### What to work on
Which of the lines below hold the word "成功实现了"? Pull each of them out.

### Dataset entries
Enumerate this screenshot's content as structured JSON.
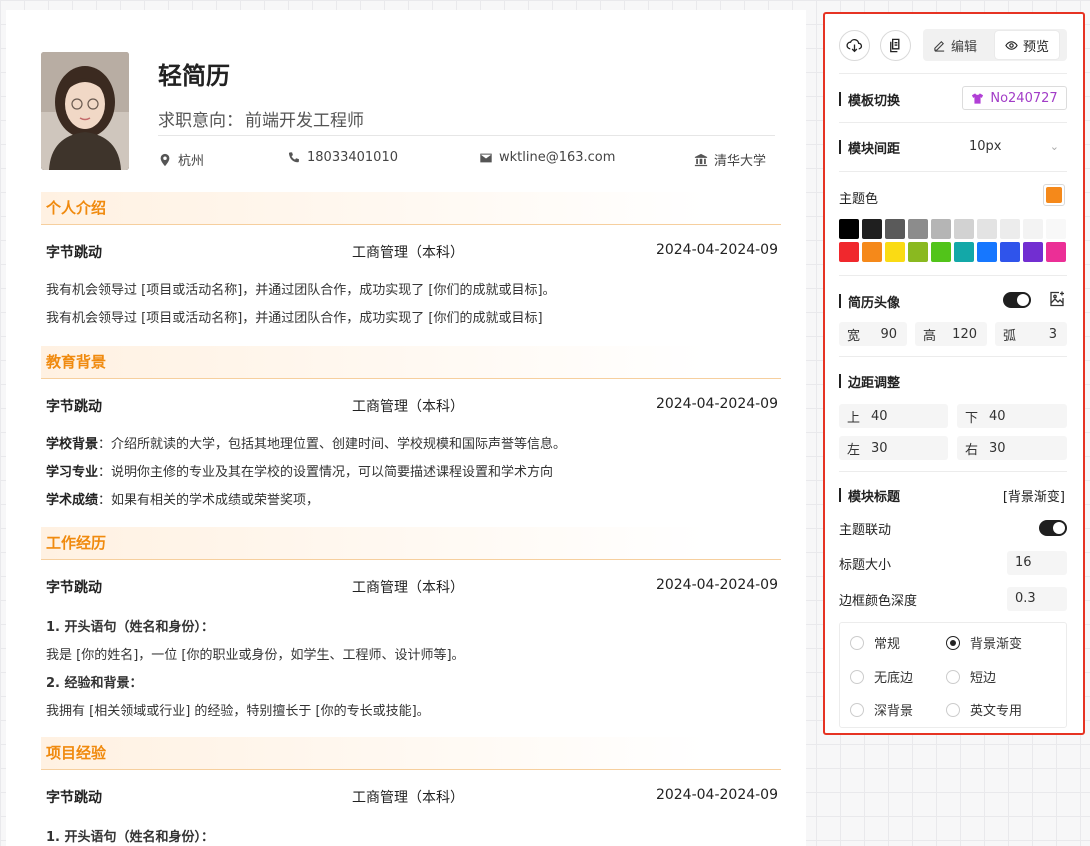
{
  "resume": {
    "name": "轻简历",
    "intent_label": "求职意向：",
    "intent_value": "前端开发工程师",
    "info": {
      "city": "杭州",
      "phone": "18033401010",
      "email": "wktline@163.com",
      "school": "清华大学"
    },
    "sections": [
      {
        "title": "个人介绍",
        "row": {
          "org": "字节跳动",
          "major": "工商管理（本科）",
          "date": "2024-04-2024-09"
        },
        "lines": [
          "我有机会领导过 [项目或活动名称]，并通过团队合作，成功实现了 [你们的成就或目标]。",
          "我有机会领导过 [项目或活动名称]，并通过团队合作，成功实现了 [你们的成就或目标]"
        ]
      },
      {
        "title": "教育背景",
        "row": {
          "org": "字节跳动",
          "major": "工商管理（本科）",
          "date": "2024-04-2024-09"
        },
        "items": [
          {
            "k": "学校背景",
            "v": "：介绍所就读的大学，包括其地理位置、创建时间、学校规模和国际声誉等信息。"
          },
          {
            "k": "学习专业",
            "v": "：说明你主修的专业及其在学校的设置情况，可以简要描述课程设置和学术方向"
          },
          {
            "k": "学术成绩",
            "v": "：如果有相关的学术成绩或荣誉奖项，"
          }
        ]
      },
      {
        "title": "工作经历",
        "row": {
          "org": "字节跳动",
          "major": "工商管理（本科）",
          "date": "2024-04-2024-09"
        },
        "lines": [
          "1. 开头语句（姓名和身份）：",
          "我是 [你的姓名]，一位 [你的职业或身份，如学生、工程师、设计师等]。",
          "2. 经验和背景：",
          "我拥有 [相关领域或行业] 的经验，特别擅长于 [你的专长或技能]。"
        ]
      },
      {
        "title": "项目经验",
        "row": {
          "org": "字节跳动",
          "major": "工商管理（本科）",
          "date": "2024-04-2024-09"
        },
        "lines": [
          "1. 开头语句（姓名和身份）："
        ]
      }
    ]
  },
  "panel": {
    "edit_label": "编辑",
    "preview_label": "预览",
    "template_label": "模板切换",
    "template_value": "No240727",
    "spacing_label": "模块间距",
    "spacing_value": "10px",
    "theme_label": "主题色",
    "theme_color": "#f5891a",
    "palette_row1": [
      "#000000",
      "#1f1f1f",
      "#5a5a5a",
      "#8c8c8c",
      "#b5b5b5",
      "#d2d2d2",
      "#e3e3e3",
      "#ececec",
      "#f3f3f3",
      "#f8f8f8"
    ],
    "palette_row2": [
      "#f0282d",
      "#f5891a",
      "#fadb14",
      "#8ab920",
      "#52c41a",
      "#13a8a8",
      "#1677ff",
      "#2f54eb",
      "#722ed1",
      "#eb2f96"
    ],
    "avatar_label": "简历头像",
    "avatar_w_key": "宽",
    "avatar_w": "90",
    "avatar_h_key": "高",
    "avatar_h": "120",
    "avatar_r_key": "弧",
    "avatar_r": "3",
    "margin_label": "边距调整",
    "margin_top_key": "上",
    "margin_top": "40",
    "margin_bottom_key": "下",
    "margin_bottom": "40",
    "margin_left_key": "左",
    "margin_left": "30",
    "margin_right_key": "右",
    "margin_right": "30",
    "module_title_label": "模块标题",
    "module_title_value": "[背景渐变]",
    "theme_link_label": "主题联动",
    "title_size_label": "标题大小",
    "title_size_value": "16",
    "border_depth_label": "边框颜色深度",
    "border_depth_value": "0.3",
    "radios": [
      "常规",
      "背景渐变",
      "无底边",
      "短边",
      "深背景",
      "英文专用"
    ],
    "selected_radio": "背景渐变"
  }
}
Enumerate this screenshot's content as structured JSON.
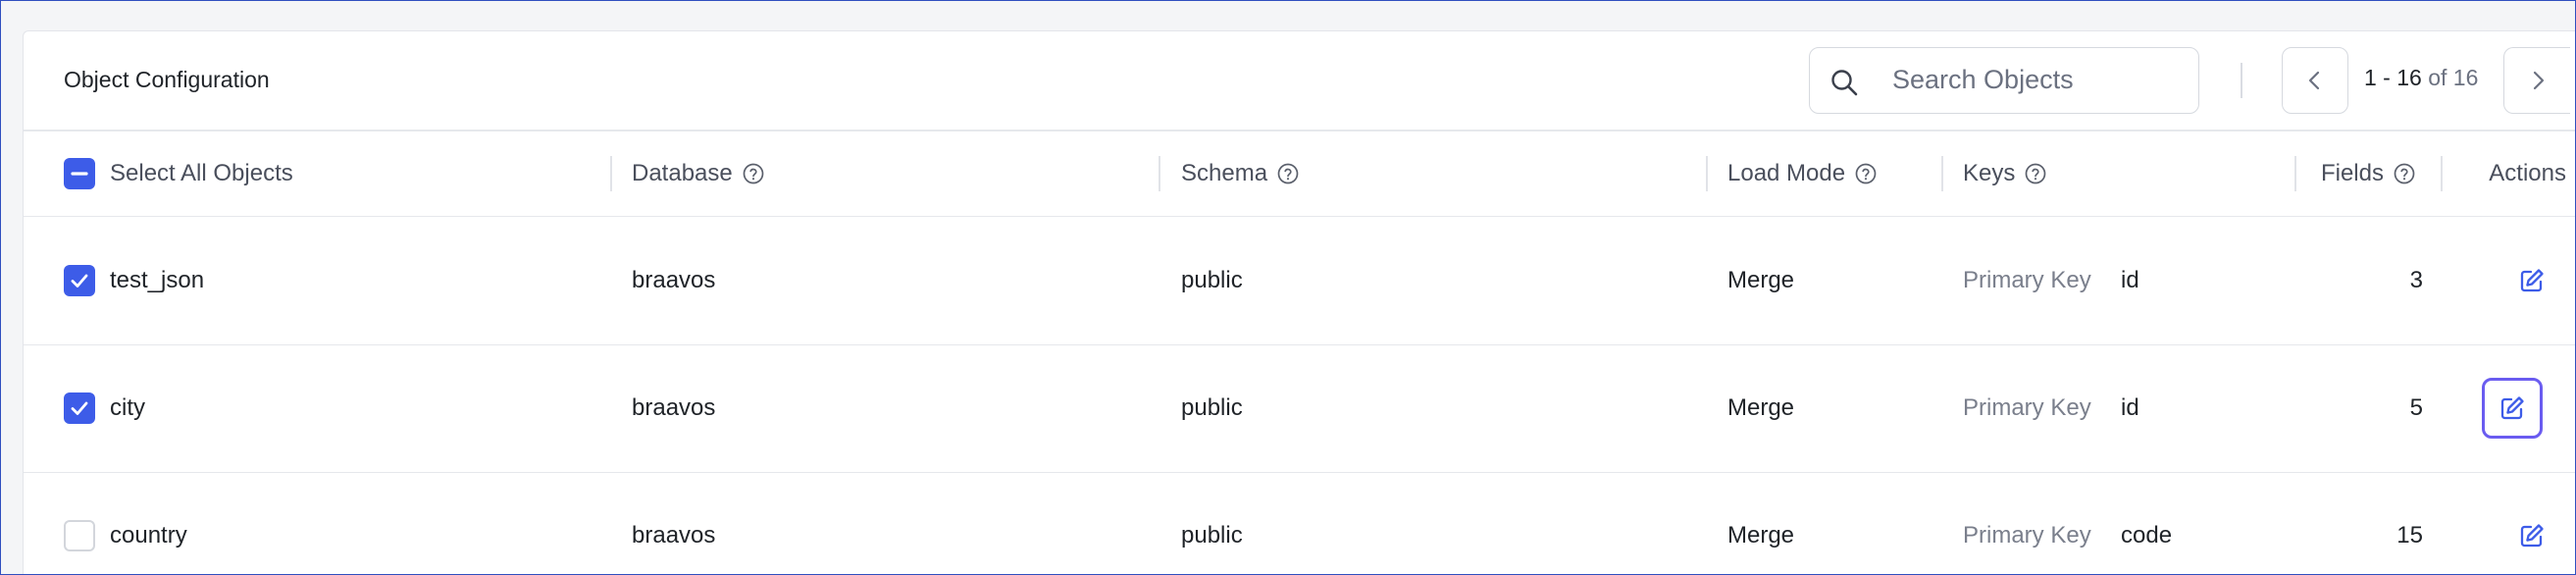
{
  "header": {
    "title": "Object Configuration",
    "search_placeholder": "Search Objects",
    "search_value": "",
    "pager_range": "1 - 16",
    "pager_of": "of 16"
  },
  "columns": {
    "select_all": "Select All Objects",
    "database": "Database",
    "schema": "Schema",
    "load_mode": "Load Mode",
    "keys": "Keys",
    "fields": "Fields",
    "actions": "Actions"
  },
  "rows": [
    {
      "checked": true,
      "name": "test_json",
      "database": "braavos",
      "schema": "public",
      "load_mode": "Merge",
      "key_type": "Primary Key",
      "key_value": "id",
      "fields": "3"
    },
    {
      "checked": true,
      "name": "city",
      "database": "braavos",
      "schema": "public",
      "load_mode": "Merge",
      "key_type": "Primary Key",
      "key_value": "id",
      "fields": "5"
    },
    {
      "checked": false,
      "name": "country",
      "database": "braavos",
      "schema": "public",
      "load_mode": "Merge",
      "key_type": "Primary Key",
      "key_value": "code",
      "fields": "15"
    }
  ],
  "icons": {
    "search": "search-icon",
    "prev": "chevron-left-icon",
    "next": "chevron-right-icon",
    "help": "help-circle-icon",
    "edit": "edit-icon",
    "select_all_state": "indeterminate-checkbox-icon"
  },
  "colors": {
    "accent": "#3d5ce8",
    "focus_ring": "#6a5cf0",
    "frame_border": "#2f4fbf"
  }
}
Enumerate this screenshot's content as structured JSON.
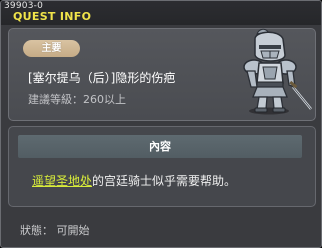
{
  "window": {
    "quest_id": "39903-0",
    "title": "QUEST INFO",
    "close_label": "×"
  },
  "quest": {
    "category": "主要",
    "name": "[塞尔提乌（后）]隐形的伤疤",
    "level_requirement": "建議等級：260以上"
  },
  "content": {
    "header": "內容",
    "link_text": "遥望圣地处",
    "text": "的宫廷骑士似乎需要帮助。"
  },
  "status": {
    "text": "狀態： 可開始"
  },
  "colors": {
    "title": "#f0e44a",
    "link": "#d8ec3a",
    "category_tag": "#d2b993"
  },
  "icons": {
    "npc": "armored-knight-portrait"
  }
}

### Finished exercise
          "我有机会领导过 [项目或活动名称]，并通过团队合作，成功实现了 [你们的成就或目标]。",
          "我有机会领导过 [项目或活动名称]，并通过团队合作，成功实现了 [你们的成就或目标]"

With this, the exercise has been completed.